All lines in the material below that contain "title" should be located and copied.

══════════

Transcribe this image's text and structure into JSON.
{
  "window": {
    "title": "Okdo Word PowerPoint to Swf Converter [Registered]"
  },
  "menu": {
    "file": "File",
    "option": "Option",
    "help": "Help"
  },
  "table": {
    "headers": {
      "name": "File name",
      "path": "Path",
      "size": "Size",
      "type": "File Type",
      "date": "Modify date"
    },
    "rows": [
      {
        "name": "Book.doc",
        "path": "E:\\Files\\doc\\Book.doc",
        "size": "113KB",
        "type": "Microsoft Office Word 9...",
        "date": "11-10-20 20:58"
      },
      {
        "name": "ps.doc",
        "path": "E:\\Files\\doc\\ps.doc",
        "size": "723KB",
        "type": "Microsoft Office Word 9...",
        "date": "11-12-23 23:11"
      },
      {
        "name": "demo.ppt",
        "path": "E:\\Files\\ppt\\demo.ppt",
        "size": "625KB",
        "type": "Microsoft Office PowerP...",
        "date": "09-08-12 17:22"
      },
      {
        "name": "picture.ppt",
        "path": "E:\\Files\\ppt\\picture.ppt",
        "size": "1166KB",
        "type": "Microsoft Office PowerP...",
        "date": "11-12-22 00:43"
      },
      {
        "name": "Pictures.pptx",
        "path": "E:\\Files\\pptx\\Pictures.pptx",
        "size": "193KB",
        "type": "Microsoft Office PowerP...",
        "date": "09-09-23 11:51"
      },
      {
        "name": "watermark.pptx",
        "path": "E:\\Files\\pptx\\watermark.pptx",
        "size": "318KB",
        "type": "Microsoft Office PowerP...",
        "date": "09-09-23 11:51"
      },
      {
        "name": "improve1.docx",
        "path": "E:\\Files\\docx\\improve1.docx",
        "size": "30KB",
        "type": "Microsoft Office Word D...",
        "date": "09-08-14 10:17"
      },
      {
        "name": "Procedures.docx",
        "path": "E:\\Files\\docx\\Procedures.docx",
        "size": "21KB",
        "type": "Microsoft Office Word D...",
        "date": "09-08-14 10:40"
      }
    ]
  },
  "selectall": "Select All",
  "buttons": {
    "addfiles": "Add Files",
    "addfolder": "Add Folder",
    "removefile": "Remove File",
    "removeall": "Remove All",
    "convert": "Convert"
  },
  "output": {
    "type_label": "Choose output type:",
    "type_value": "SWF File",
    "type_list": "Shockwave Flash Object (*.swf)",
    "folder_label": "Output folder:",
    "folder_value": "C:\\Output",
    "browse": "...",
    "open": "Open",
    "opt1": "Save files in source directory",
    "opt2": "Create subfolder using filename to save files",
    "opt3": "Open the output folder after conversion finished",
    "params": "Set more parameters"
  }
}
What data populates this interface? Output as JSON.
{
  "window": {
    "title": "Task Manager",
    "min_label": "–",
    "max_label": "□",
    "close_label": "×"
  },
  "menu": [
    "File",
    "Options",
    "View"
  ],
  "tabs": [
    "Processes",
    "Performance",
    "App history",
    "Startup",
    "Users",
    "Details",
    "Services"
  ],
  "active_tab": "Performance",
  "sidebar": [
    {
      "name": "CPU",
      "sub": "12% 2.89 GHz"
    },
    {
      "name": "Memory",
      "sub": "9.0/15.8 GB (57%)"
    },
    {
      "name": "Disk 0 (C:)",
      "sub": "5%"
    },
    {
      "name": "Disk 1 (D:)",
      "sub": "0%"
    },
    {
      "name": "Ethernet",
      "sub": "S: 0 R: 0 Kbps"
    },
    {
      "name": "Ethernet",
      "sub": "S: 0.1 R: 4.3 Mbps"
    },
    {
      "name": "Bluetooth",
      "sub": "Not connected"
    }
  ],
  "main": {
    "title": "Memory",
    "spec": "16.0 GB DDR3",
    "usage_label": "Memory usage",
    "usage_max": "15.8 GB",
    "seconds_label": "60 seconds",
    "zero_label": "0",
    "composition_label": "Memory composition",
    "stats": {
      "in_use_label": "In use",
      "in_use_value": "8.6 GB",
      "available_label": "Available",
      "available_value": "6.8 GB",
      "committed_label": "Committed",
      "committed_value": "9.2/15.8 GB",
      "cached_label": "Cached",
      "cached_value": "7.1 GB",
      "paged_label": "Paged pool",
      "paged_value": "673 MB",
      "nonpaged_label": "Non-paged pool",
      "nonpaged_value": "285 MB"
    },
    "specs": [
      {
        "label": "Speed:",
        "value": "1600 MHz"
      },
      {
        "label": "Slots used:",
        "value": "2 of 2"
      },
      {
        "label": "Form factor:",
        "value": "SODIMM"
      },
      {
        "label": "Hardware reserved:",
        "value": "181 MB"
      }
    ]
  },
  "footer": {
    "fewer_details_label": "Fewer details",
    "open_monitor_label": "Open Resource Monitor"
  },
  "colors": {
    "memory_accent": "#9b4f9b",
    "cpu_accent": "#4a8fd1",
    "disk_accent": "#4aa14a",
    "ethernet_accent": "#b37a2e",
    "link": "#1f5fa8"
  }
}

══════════

> [REPLY]
    "title": "Okdo Word PowerPoint to Swf Converter [Registered]"
    "title": "Task Manager",
    "title": "Memory",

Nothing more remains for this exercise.